Sunday, March 8, 2009

Ave Verum Corpus

I wish I had taken Latin in school like my friend Margaret. We always joked she was learning the dead language. Thing is it's not really dead, especially when so many of the words in our language are based in Latin. And if you know Latin you won't have any trouble getting through those anatomy or medical classes in college. And if you're Catholic like me it comes in handy when certain songs are being sung. My Dad still rattles off parts of the mass in Latin, as he remembers it back in the day the whole mass was spoken in that language.

Today, as we celebrated the season of lent, I listened to the beautiful words of Ave Verum Corpus sung by our choir. The translation was given before the lyrics began and I was struck at the profound beauty found in such a short verse. Here are the words, first in Latin and then in English.

Ave verum corpus natum de Maria Virgine
vere passum immolatum in cruce pro homine:
cuius latum perforatum fluxit aqua et sanguine:
esto nobis praegustatum mortis in examine.
O Iesu dulcis! O Iesu pie! O Iesu fili Mariae.

Hail true body:
that was born of the Virgin Mary,
That truly suffered and was sacrificed on the Cross for men,
From whose pierced side flowed water and blood;
Be for us a foretaste of death and judgement.
O sweet and gentle Jesus!, son of Mary.

The history I found on this piece is that it was written as medieval religious poetry, some say from Pope Innocent VI. Even though it is short it covers the Incarnation, the Passion, the Eucharist, and the Last Judgement.

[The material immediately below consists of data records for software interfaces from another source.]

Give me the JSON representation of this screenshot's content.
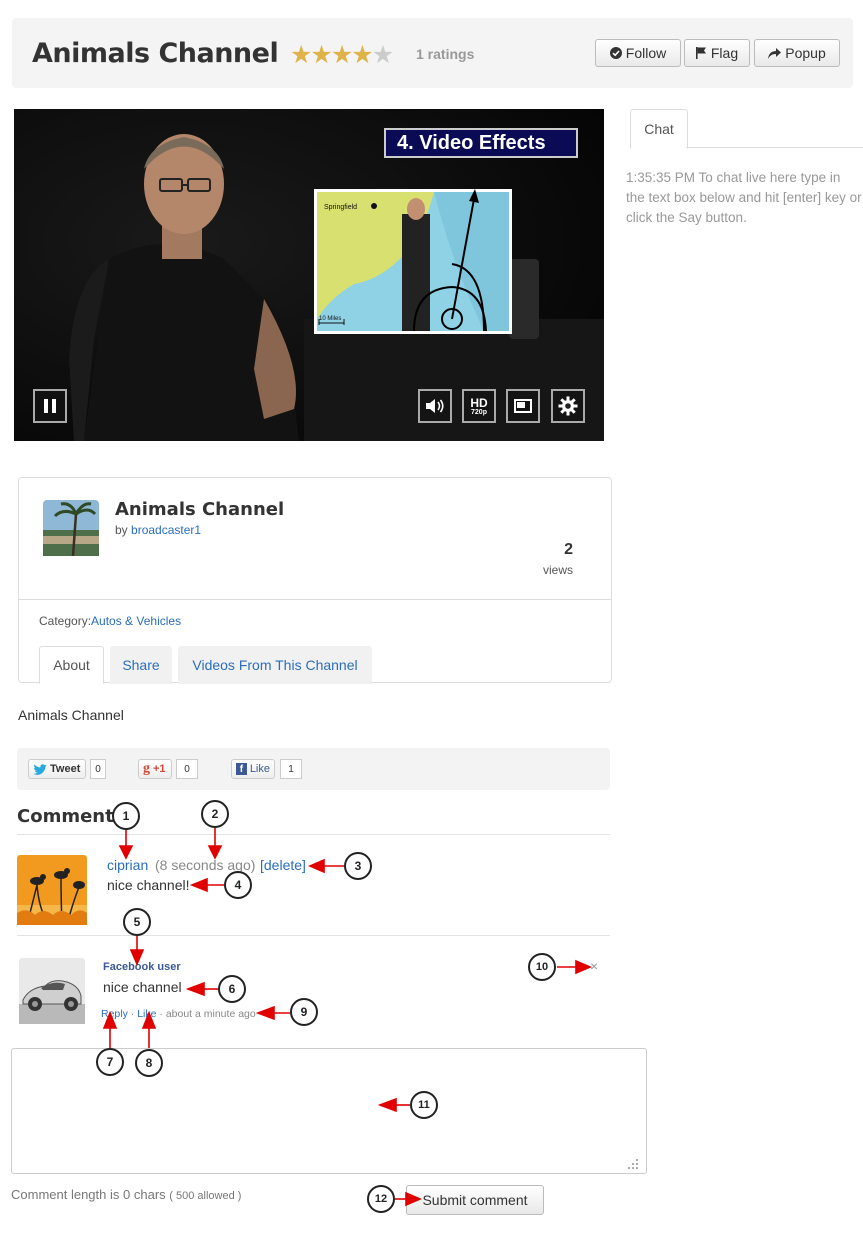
{
  "header": {
    "title": "Animals Channel",
    "rating_count_label": "1 ratings",
    "rating": 4,
    "rating_max": 5,
    "follow_label": "Follow",
    "flag_label": "Flag",
    "popup_label": "Popup"
  },
  "video": {
    "overlay_title": "4. Video Effects",
    "hd_label": "HD",
    "hd_quality": "720p",
    "map_labels": {
      "city": "Springfield",
      "scale": "10 Miles"
    }
  },
  "chat": {
    "tab_label": "Chat",
    "message": "1:35:35 PM To chat live here type in the text box below and hit [enter] key or click the Say button."
  },
  "channel": {
    "title": "Animals Channel",
    "by_prefix": "by",
    "broadcaster": "broadcaster1",
    "views_count": "2",
    "views_label": "views",
    "category_label": "Category:",
    "category": "Autos & Vehicles",
    "tabs": [
      {
        "label": "About"
      },
      {
        "label": "Share"
      },
      {
        "label": "Videos From This Channel"
      }
    ],
    "about_text": "Animals Channel"
  },
  "social": {
    "tweet_label": "Tweet",
    "tweet_count": "0",
    "gplus_label": "+1",
    "gplus_count": "0",
    "like_label": "Like",
    "like_count": "1"
  },
  "comments": {
    "title": "Comments",
    "items": [
      {
        "author": "ciprian",
        "time": "(8 seconds ago)",
        "delete_label": "[delete]",
        "text": "nice channel!"
      }
    ],
    "facebook": {
      "user": "Facebook user",
      "text": "nice channel",
      "reply_label": "Reply",
      "like_label": "Like",
      "time": "about a minute ago",
      "close_glyph": "×"
    },
    "length_prefix": "Comment length is",
    "length_value": "0 chars",
    "length_allowed": "( 500 allowed )",
    "submit_label": "Submit comment"
  },
  "annotations": [
    "1",
    "2",
    "3",
    "4",
    "5",
    "6",
    "7",
    "8",
    "9",
    "10",
    "11",
    "12"
  ],
  "colors": {
    "link": "#2a6ebb",
    "star": "#e0b34a",
    "arrow": "#e00000",
    "facebook": "#3b5998"
  }
}
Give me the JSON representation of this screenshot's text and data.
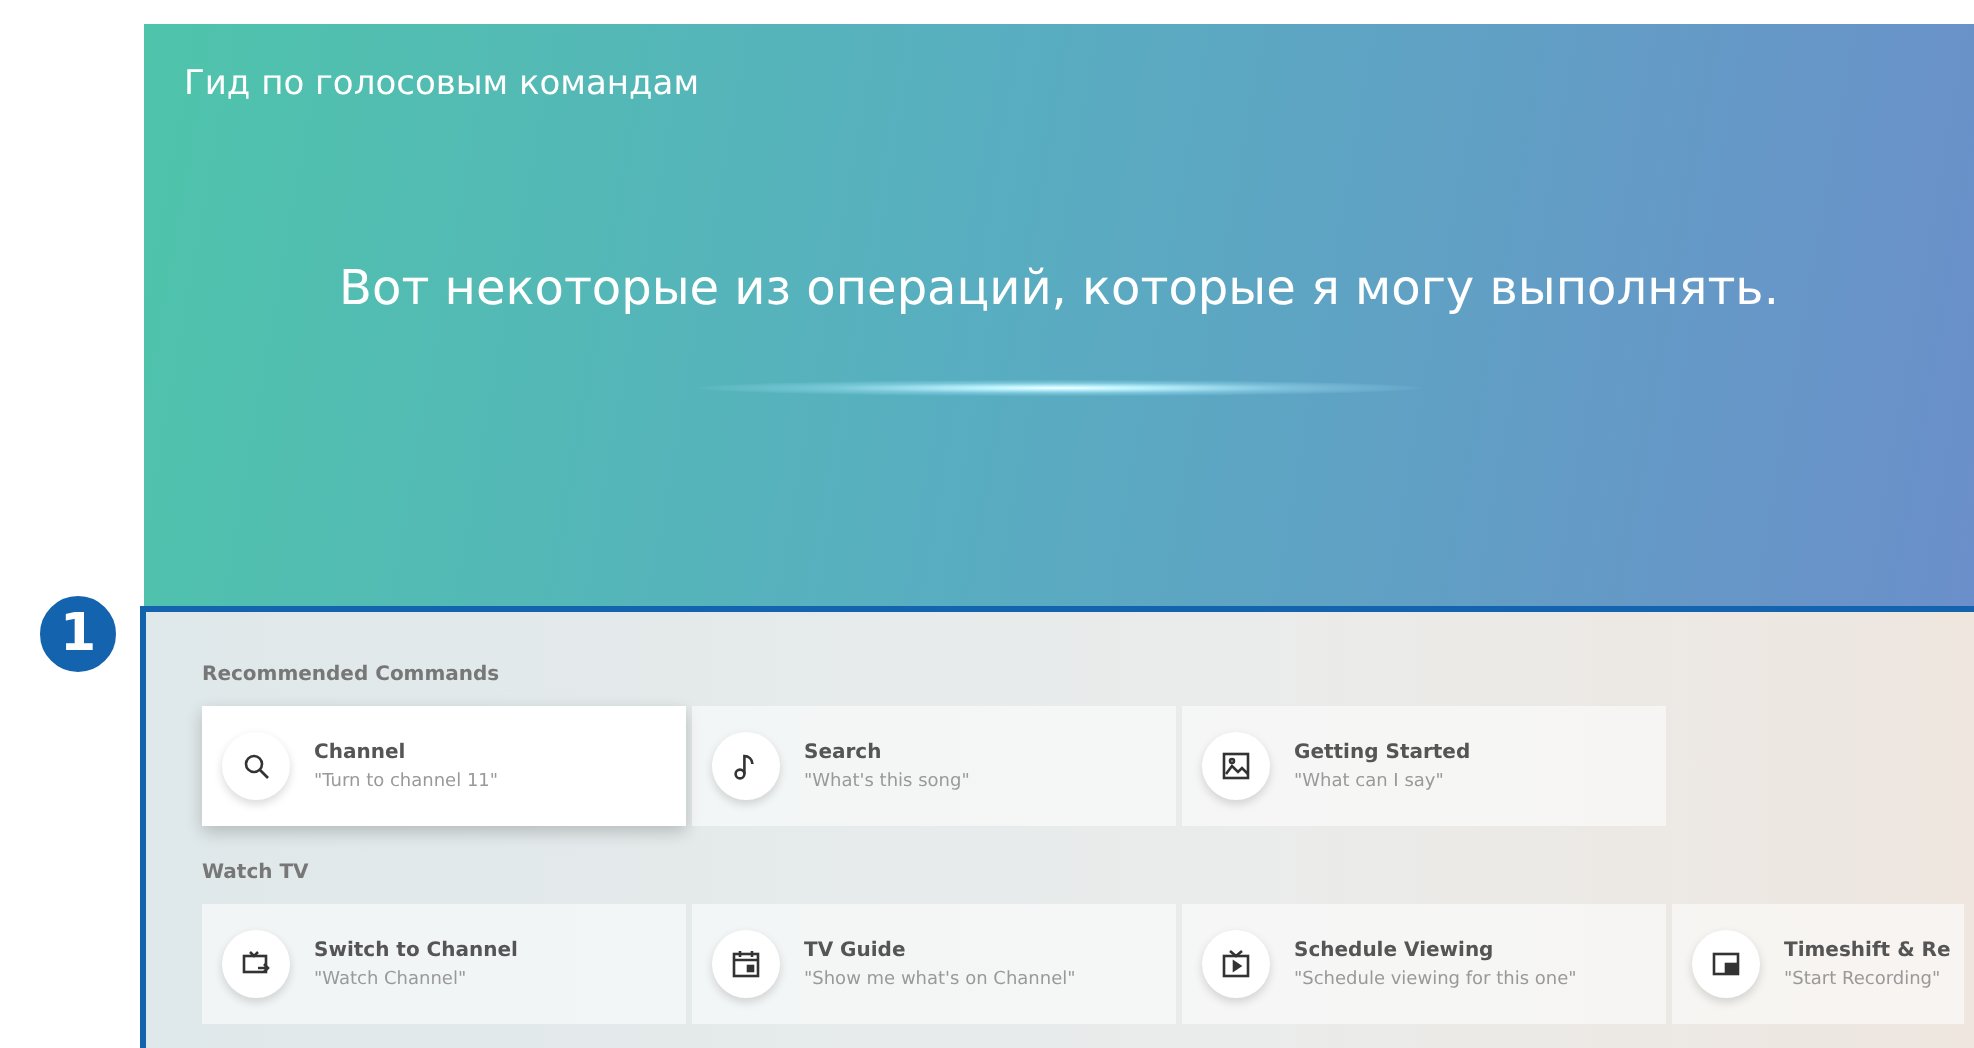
{
  "header": {
    "title": "Гид по голосовым командам",
    "message": "Вот некоторые из операций, которые я могу выполнять."
  },
  "callout": {
    "number": "1"
  },
  "sections": [
    {
      "title": "Recommended Commands",
      "commands": [
        {
          "kind": "search",
          "title": "Channel",
          "example": "\"Turn to channel 11\"",
          "selected": true
        },
        {
          "kind": "music",
          "title": "Search",
          "example": "\"What's this song\"",
          "selected": false
        },
        {
          "kind": "image",
          "title": "Getting Started",
          "example": "\"What can I say\"",
          "selected": false
        }
      ]
    },
    {
      "title": "Watch TV",
      "commands": [
        {
          "kind": "switch",
          "title": "Switch to Channel",
          "example": "\"Watch Channel\"",
          "selected": false
        },
        {
          "kind": "calendar",
          "title": "TV Guide",
          "example": "\"Show me what's on Channel\"",
          "selected": false
        },
        {
          "kind": "tv",
          "title": "Schedule Viewing",
          "example": "\"Schedule viewing for this one\"",
          "selected": false
        },
        {
          "kind": "pip",
          "title": "Timeshift & Re",
          "example": "\"Start Recording\"",
          "selected": false
        }
      ]
    }
  ]
}
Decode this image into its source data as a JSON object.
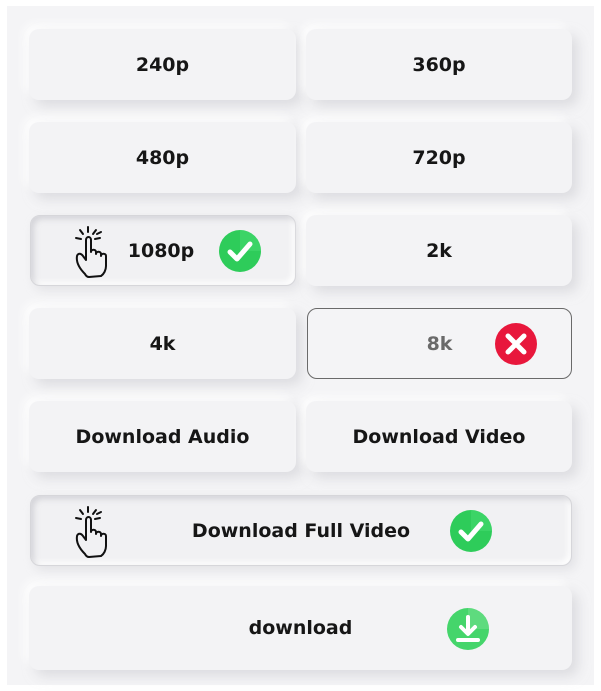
{
  "quality_options": [
    {
      "label": "240p"
    },
    {
      "label": "360p"
    },
    {
      "label": "480p"
    },
    {
      "label": "720p"
    },
    {
      "label": "1080p",
      "state": "selected",
      "badge": "check-icon"
    },
    {
      "label": "2k"
    },
    {
      "label": "4k"
    },
    {
      "label": "8k",
      "state": "unavailable",
      "badge": "x-icon"
    }
  ],
  "download_options": {
    "audio_label": "Download Audio",
    "video_label": "Download Video",
    "full_video_label": "Download Full Video",
    "full_video_state": "selected",
    "download_label": "download"
  },
  "icons": {
    "pointer": "hand-pointer-icon",
    "check": "check-icon",
    "error": "x-icon",
    "download": "download-icon"
  },
  "colors": {
    "check_green": "#2ecc5a",
    "error_red": "#e8173c",
    "download_green": "#45d56b"
  }
}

I love the history of my faith! Knowing that the faithful sat in churches thousands of years ago listening to the same musical words, celebrating Jesus and his sacrifice for us. That kind of love bridges all time.


Pat's Place said...

That IS one of the beautiful things about our religion--the ages and ages of history behind what we do. And I did take Latin so I could understand the Mass when it was in Latin and about the time I learned enough Latin to understand what was going on (3 years in high school) they switched to English! Go figure!

Anonymous said...

Of course, Latin-English missals are available for the rest of us who do not understand Latin - people have no excuse today, unless they sadly cannot read. The Rosary and prayers were permitted way-back-when for that very reason. Illiterate peasants knew the contents of The Mass and had no problem in worship. The essence of The TLM is deeply rich with wholly Catholic Teachings written in a loving and beautiful expression. It continues to teach us our faith and leaves no room for introducing error. Our Catholic Faith's History is INDEED a great evangelization tool; how can people deny what God has said? that He would and did send His Only Son?

My mission today:

PLEASE join with other Catholic Pro Life Bloggers by continually posting at every about Mr. Obama's UNACCEPTABLE stand on the destruction of innocent life - I propose we band together and make a peaceful but continual protest in defense of LIFE! Keep it going! God Bless you and Our Lady of Guadaloupe, Ora Pro Nobis!

Aimee said...

I took Latin so I really enjoy the latin parts of the mass during lent. My son is taking it too using a Catholic Latin curriculum so we know some of the prayers without using the missels. He loves to be able to sing the latin parts!